However, Reitaku University’s Nakajima is optimistic about the whole scenario. He said that setting the upper limit for transactions is one of the viable solutions to this challenge. He highlighted:
“When each of the 100 million people (out of 126 million in Japan) owns a tentative upper limit of 50,000 yen in the digital currency, the total amount would stand at 5 trillion yen. This figure accounts for only 5% of the cash circulating in Japan. I don’t think the digital yen will affect commercial banks so much when the upper limit is imposed.”
Yamaoka Digital Currency Forum
Reports indicate that Yamaoka’s Digital Currency Forum is ready to launch a feasibility study for its virtual currency in 2021. The study aims to bridge different existing cashless payment platforms and enhancing interoperability by offering them a ‘common’ digital currency.
Yamaoka mentioned that the consortium would hope to come up with ‘some form’ of digital currency that will rival Facebook’s Diem plan by 2023. They also seek to collaborate with the Bank of Japan to create underlying technologies to power the new currency if possible.
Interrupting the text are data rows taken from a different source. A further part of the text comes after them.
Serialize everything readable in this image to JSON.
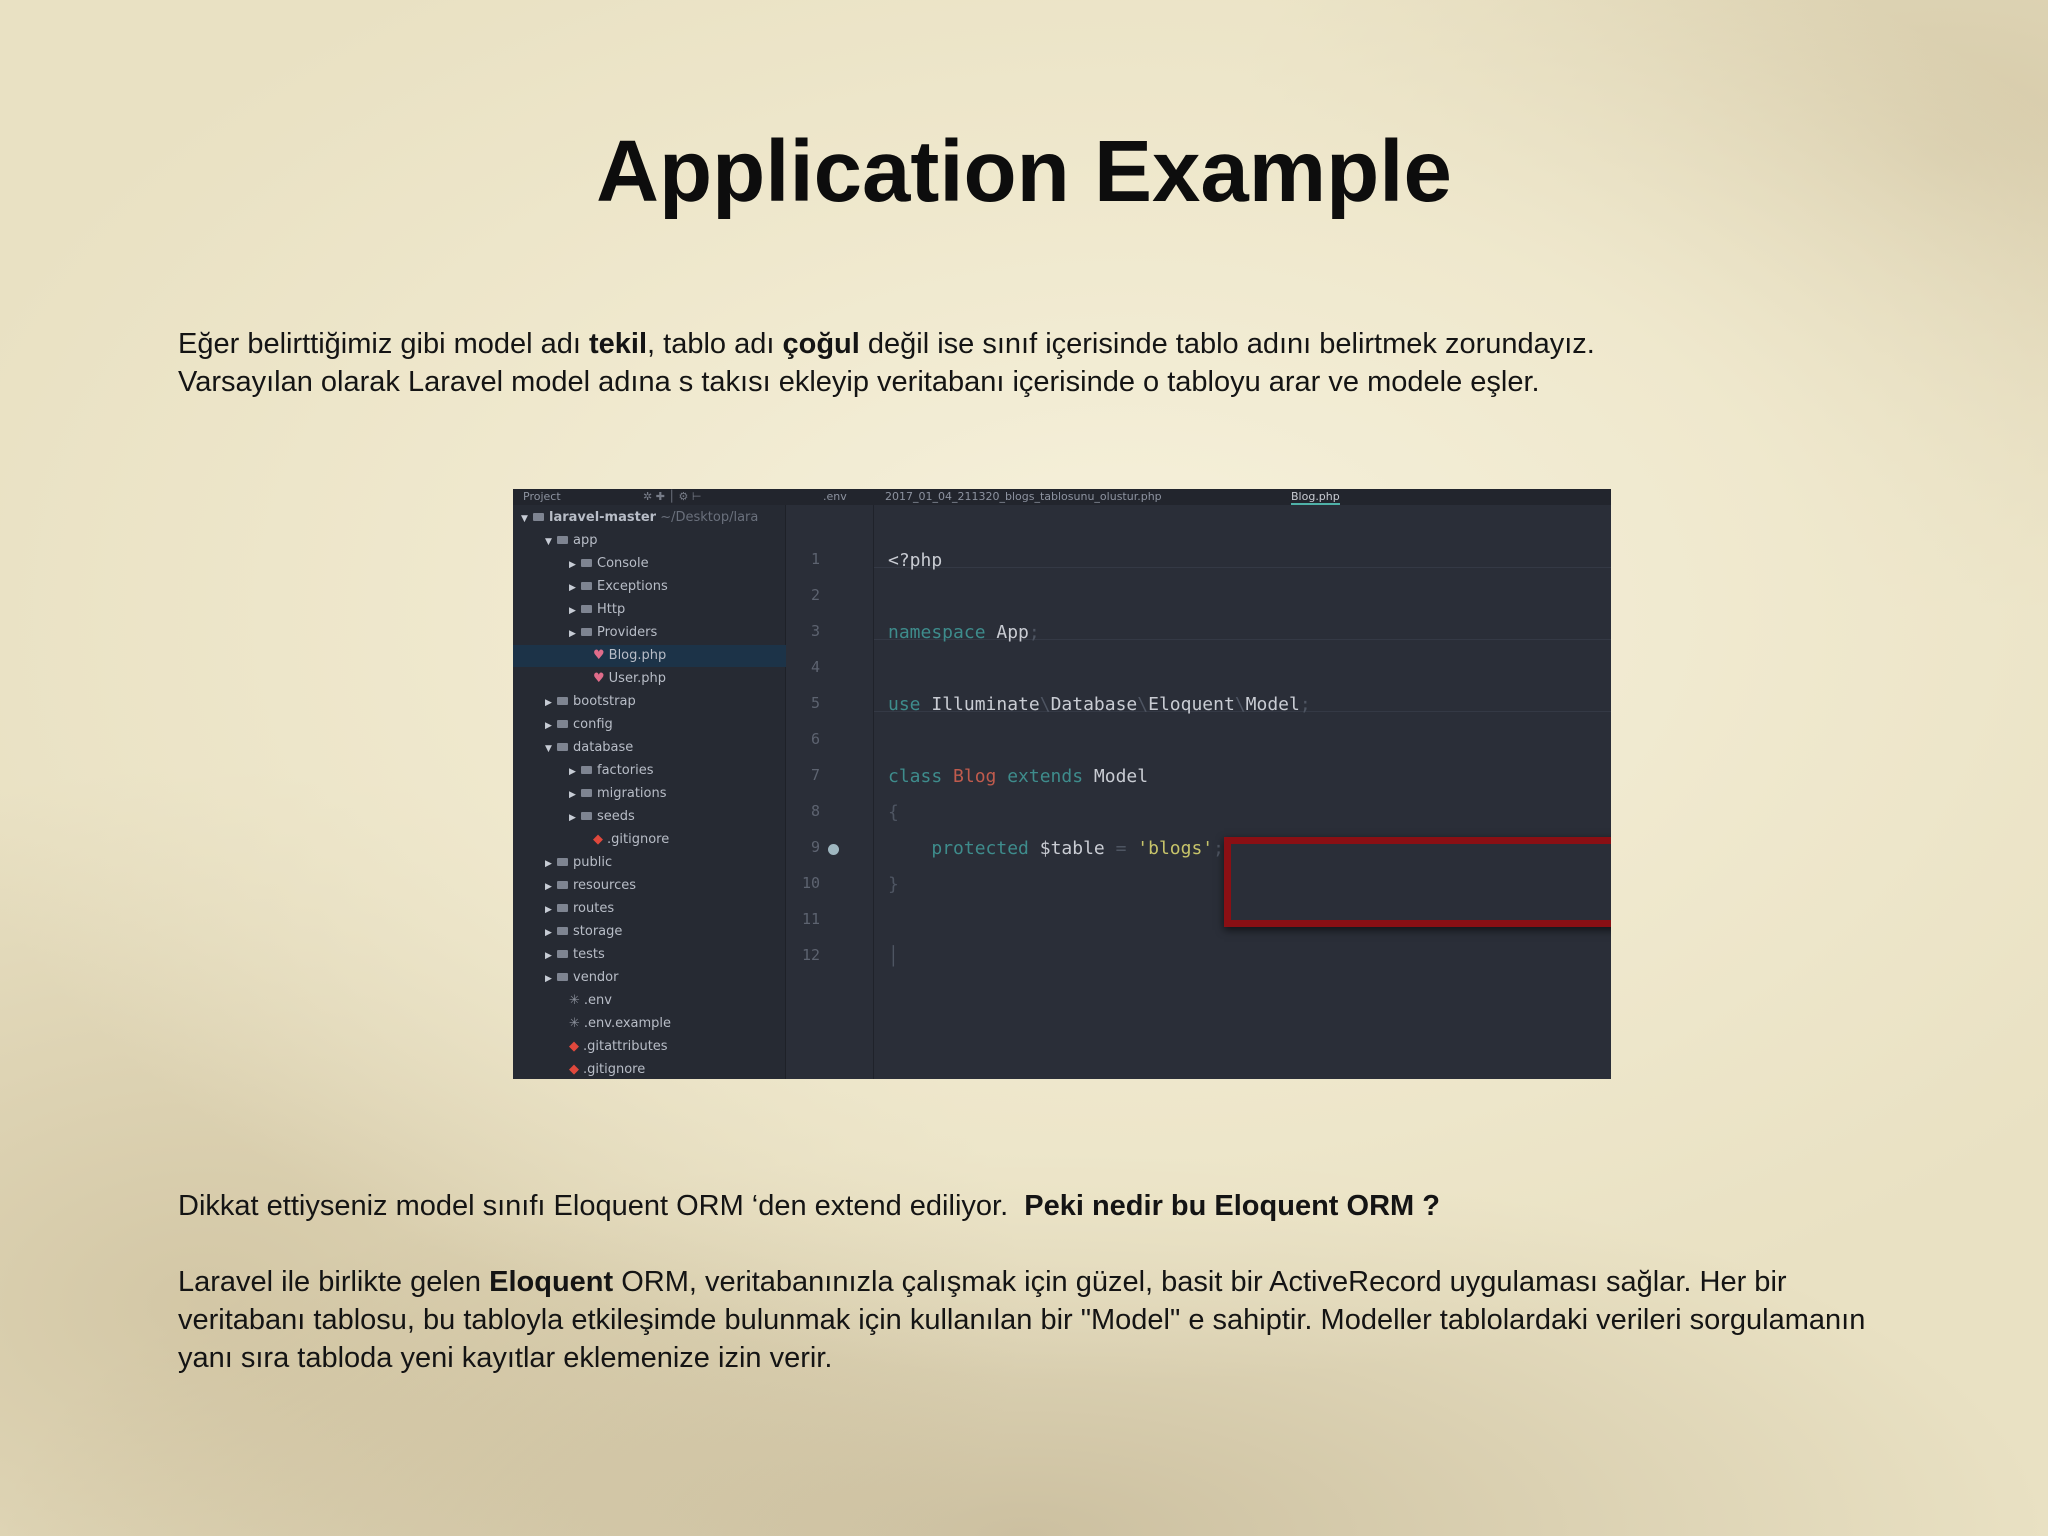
{
  "slide": {
    "title": "Application Example",
    "intro": {
      "line1_before_tekil": "Eğer belirttiğimiz gibi model adı ",
      "tekil": "tekil",
      "line1_mid": ", tablo adı ",
      "cogul": "çoğul",
      "line1_after": " değil ise sınıf içerisinde tablo adını belirtmek zorundayız.",
      "line2": "Varsayılan olarak Laravel model adına s takısı ekleyip veritabanı içerisinde o tabloyu arar ve modele eşler."
    },
    "question": {
      "text": "Dikkat ettiyseniz model sınıfı Eloquent ORM ‘den extend ediliyor.  ",
      "bold": "Peki nedir bu Eloquent ORM ?"
    },
    "description": {
      "before": "Laravel ile birlikte gelen ",
      "bold": "Eloquent",
      "after": " ORM, veritabanınızla çalışmak için güzel, basit bir ActiveRecord uygulaması sağlar. Her bir veritabanı tablosu, bu tabloyla etkileşimde bulunmak için kullanılan bir \"Model\" e sahiptir. Modeller tablolardaki verileri sorgulamanın yanı sıra tabloda yeni kayıtlar eklemenize izin verir."
    }
  },
  "ide": {
    "tabs": {
      "project": "Project",
      "env": ".env",
      "migration": "2017_01_04_211320_blogs_tablosunu_olustur.php",
      "blog": "Blog.php"
    },
    "tree": [
      {
        "label": "laravel-master",
        "suffix": " ~/Desktop/lara",
        "kind": "folder",
        "open": true
      },
      {
        "label": "app",
        "kind": "folder",
        "open": true
      },
      {
        "label": "Console",
        "kind": "folder",
        "open": false
      },
      {
        "label": "Exceptions",
        "kind": "folder",
        "open": false
      },
      {
        "label": "Http",
        "kind": "folder",
        "open": false
      },
      {
        "label": "Providers",
        "kind": "folder",
        "open": false
      },
      {
        "label": "Blog.php",
        "kind": "php",
        "selected": true
      },
      {
        "label": "User.php",
        "kind": "php"
      },
      {
        "label": "bootstrap",
        "kind": "folder",
        "open": false
      },
      {
        "label": "config",
        "kind": "folder",
        "open": false
      },
      {
        "label": "database",
        "kind": "folder",
        "open": true
      },
      {
        "label": "factories",
        "kind": "folder",
        "open": false
      },
      {
        "label": "migrations",
        "kind": "folder",
        "open": false
      },
      {
        "label": "seeds",
        "kind": "folder",
        "open": false
      },
      {
        "label": ".gitignore",
        "kind": "git"
      },
      {
        "label": "public",
        "kind": "folder",
        "open": false
      },
      {
        "label": "resources",
        "kind": "folder",
        "open": false
      },
      {
        "label": "routes",
        "kind": "folder",
        "open": false
      },
      {
        "label": "storage",
        "kind": "folder",
        "open": false
      },
      {
        "label": "tests",
        "kind": "folder",
        "open": false
      },
      {
        "label": "vendor",
        "kind": "folder",
        "open": false
      },
      {
        "label": ".env",
        "kind": "env"
      },
      {
        "label": ".env.example",
        "kind": "env"
      },
      {
        "label": ".gitattributes",
        "kind": "git"
      },
      {
        "label": ".gitignore",
        "kind": "git"
      }
    ],
    "line_numbers": [
      "1",
      "2",
      "3",
      "4",
      "5",
      "6",
      "7",
      "8",
      "9",
      "10",
      "11",
      "12"
    ],
    "code": {
      "l1": "<?php",
      "l3_kw": "namespace",
      "l3_rest": " App",
      "l5_kw": "use",
      "l5_a": " Illuminate",
      "l5_b": "Database",
      "l5_c": "Eloquent",
      "l5_d": "Model",
      "l7_kw1": "class",
      "l7_cls": " Blog",
      "l7_kw2": " extends",
      "l7_rest": " Model",
      "l8": "{",
      "l9_kw": "protected",
      "l9_var": " $table",
      "l9_eq": " = ",
      "l9_str": "'blogs'",
      "l9_semi": ";",
      "l10": "}"
    },
    "colors": {
      "background": "#2a2e38",
      "keyword": "#3e8c8c",
      "class_name": "#c05b4d",
      "string": "#c7c46a",
      "highlight_box": "#8a0f14"
    }
  }
}
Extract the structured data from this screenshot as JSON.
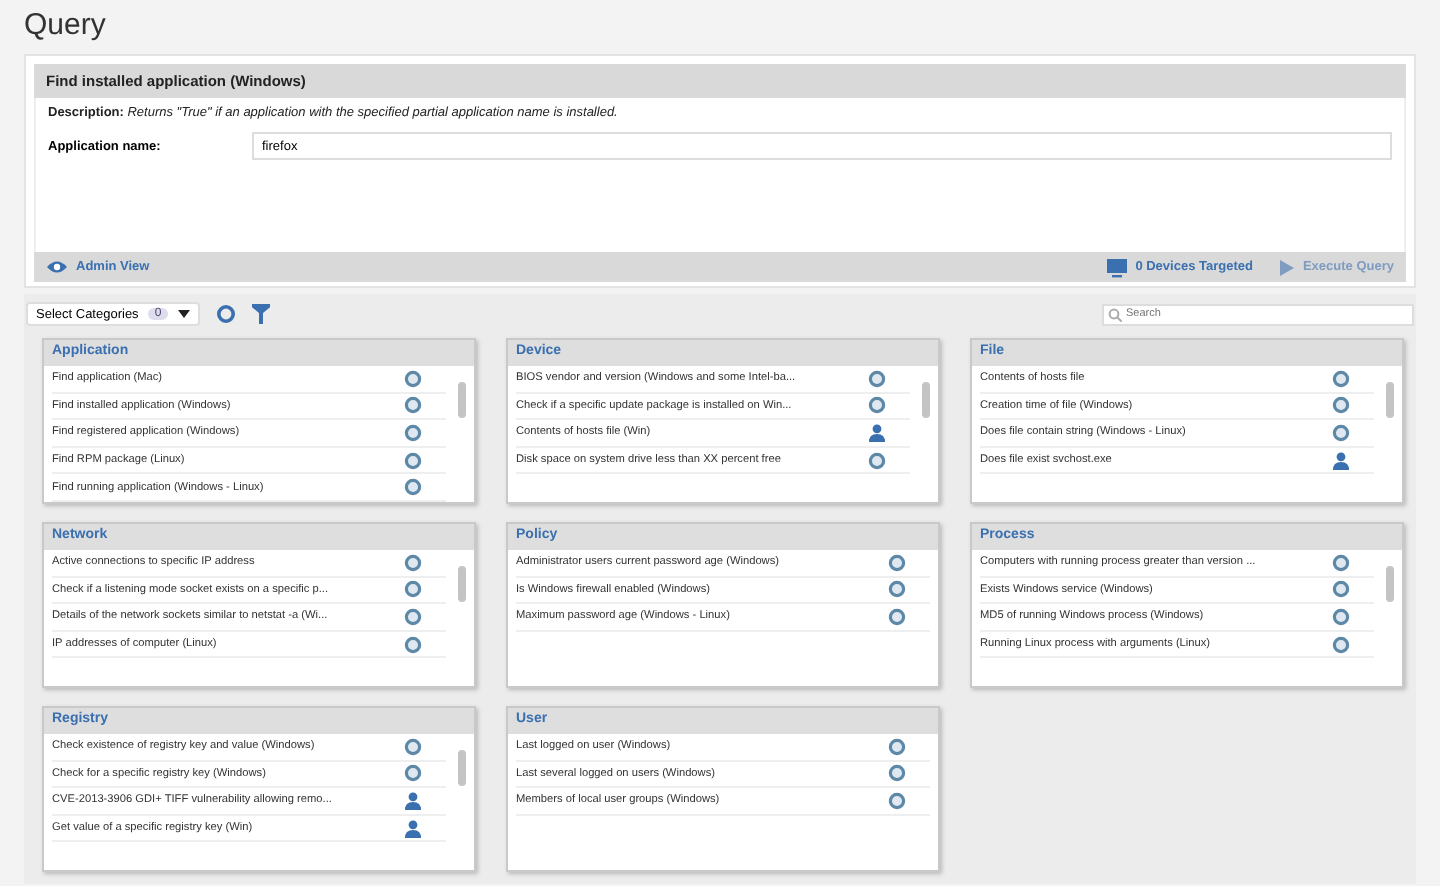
{
  "page_title": "Query",
  "query": {
    "title": "Find installed application (Windows)",
    "description_label": "Description:",
    "description": "Returns \"True\" if an application with the specified partial application name is installed.",
    "field_label": "Application name:",
    "field_value": "firefox"
  },
  "action_bar": {
    "admin_view": "Admin View",
    "devices_targeted": "0 Devices Targeted",
    "execute": {
      "label": "Execute Query",
      "disabled": true
    }
  },
  "toolbar": {
    "select_categories": "Select Categories",
    "category_count": "0",
    "search": {
      "placeholder": "Search"
    }
  },
  "panels": [
    {
      "title": "Application",
      "scrollable": true,
      "items": [
        {
          "label": "Find application (Mac)",
          "kind": "system"
        },
        {
          "label": "Find installed application (Windows)",
          "kind": "system"
        },
        {
          "label": "Find registered application (Windows)",
          "kind": "system"
        },
        {
          "label": "Find RPM package (Linux)",
          "kind": "system"
        },
        {
          "label": "Find running application (Windows - Linux)",
          "kind": "system"
        }
      ]
    },
    {
      "title": "Device",
      "scrollable": true,
      "items": [
        {
          "label": "BIOS vendor and version (Windows and some Intel-ba...",
          "kind": "system"
        },
        {
          "label": "Check if a specific update package is installed on Win...",
          "kind": "system"
        },
        {
          "label": "Contents of hosts file (Win)",
          "kind": "user"
        },
        {
          "label": "Disk space on system drive less than XX percent free",
          "kind": "system"
        }
      ]
    },
    {
      "title": "File",
      "scrollable": true,
      "items": [
        {
          "label": "Contents of hosts file",
          "kind": "system"
        },
        {
          "label": "Creation time of file (Windows)",
          "kind": "system"
        },
        {
          "label": "Does file contain string (Windows - Linux)",
          "kind": "system"
        },
        {
          "label": "Does file exist svchost.exe",
          "kind": "user"
        }
      ]
    },
    {
      "title": "Network",
      "scrollable": true,
      "items": [
        {
          "label": "Active connections to specific IP address",
          "kind": "system"
        },
        {
          "label": "Check if a listening mode socket exists on a specific p...",
          "kind": "system"
        },
        {
          "label": "Details of the network sockets similar to netstat -a (Wi...",
          "kind": "system"
        },
        {
          "label": "IP addresses of computer (Linux)",
          "kind": "system"
        }
      ]
    },
    {
      "title": "Policy",
      "scrollable": false,
      "items": [
        {
          "label": "Administrator users current password age (Windows)",
          "kind": "system"
        },
        {
          "label": "Is Windows firewall enabled (Windows)",
          "kind": "system"
        },
        {
          "label": "Maximum password age (Windows - Linux)",
          "kind": "system"
        }
      ]
    },
    {
      "title": "Process",
      "scrollable": true,
      "items": [
        {
          "label": "Computers with running process greater than version ...",
          "kind": "system"
        },
        {
          "label": "Exists Windows service (Windows)",
          "kind": "system"
        },
        {
          "label": "MD5 of running Windows process (Windows)",
          "kind": "system"
        },
        {
          "label": "Running Linux process with arguments (Linux)",
          "kind": "system"
        }
      ]
    },
    {
      "title": "Registry",
      "scrollable": true,
      "items": [
        {
          "label": "Check existence of registry key and value (Windows)",
          "kind": "system"
        },
        {
          "label": "Check for a specific registry key (Windows)",
          "kind": "system"
        },
        {
          "label": "CVE-2013-3906 GDI+ TIFF vulnerability allowing remo...",
          "kind": "user"
        },
        {
          "label": "Get value of a specific registry key (Win)",
          "kind": "user"
        }
      ]
    },
    {
      "title": "User",
      "scrollable": false,
      "items": [
        {
          "label": "Last logged on user (Windows)",
          "kind": "system"
        },
        {
          "label": "Last several logged on users (Windows)",
          "kind": "system"
        },
        {
          "label": "Members of local user groups (Windows)",
          "kind": "system"
        }
      ]
    }
  ]
}
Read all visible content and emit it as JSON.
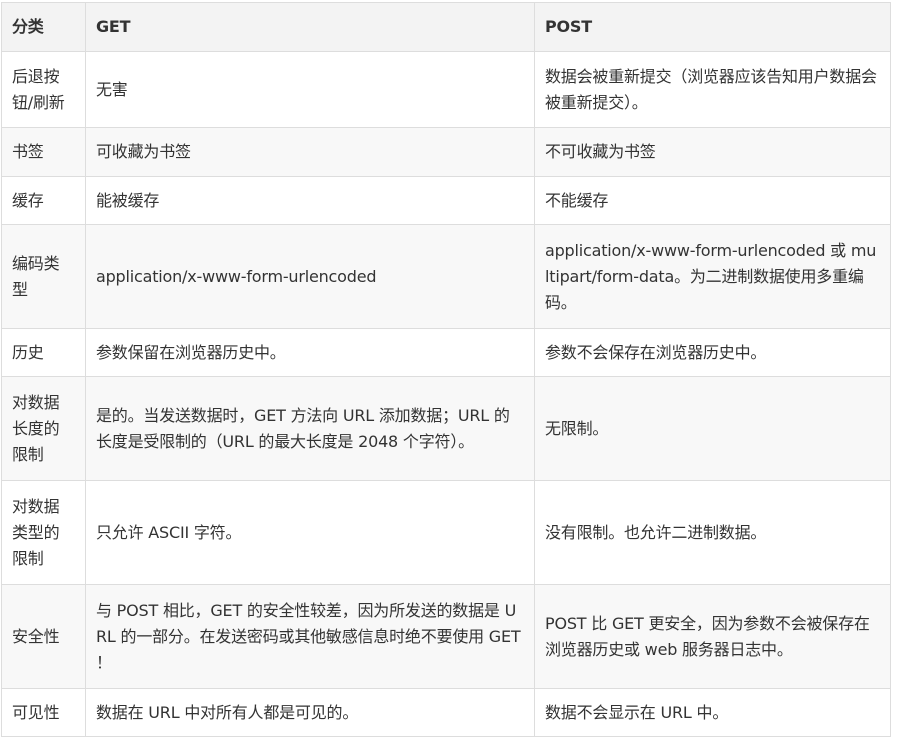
{
  "table": {
    "headers": [
      "分类",
      "GET",
      "POST"
    ],
    "rows": [
      {
        "category": "后退按钮/刷新",
        "get": "无害",
        "post": "数据会被重新提交（浏览器应该告知用户数据会被重新提交）。"
      },
      {
        "category": "书签",
        "get": "可收藏为书签",
        "post": "不可收藏为书签"
      },
      {
        "category": "缓存",
        "get": "能被缓存",
        "post": "不能缓存"
      },
      {
        "category": "编码类型",
        "get": "application/x-www-form-urlencoded",
        "post": "application/x-www-form-urlencoded 或 multipart/form-data。为二进制数据使用多重编码。"
      },
      {
        "category": "历史",
        "get": "参数保留在浏览器历史中。",
        "post": "参数不会保存在浏览器历史中。"
      },
      {
        "category": "对数据长度的限制",
        "get": "是的。当发送数据时，GET 方法向 URL 添加数据；URL 的长度是受限制的（URL 的最大长度是 2048 个字符）。",
        "post": "无限制。"
      },
      {
        "category": "对数据类型的限制",
        "get": "只允许 ASCII 字符。",
        "post": "没有限制。也允许二进制数据。"
      },
      {
        "category": "安全性",
        "get": "与 POST 相比，GET 的安全性较差，因为所发送的数据是 URL 的一部分。在发送密码或其他敏感信息时绝不要使用 GET ！",
        "post": "POST 比 GET 更安全，因为参数不会被保存在浏览器历史或 web 服务器日志中。"
      },
      {
        "category": "可见性",
        "get": "数据在 URL 中对所有人都是可见的。",
        "post": "数据不会显示在 URL 中。"
      }
    ]
  }
}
Yamaoka insisted:
“Japan would lag behind other countries if we take a wait-and-see stance until the rollout of the BOJ’s CBDC.”
Yamaoka’s consortium will strive to match the innovation for virtual currencies throughout the world; although the Bank of Japan will take a few years to issue its central bank digital currency.
“We hope Japan leads (other major countries) for digital currency. The leader takes advantages.”
Benefits Of CBDCs
When implemented successfully, CBDCs would enable central banks to challenge cryptos like Bitcoin (BTC) and other digital coins launched by private firms. Bitcoin and the others have many limitations that prohibit them from getting accepted as adequate substitutes for money.
Tom Mutton, the Bank of England’s director of fintech, said in a recent Innovate Finance webinar:
“It is not a secure store of value, it doesn’t work as a method of exchange, and it’s not a unit of account, therefore it fails on all three of the criteria for something to serve as money.”
Nevertheless, cryptos will continue to be a major curiosity for individuals and businesses that are frustrated by the time-consuming and expensive processes linked to the transfer and settlement of fiat currency.
Whether or not cryptos will solve their shortcomings, the underlying system of a seamless digital payment strategy will always remain attractive. Hence, the Bank of Japan aims to indulge in the budding space to avoid falling behind its peers globally.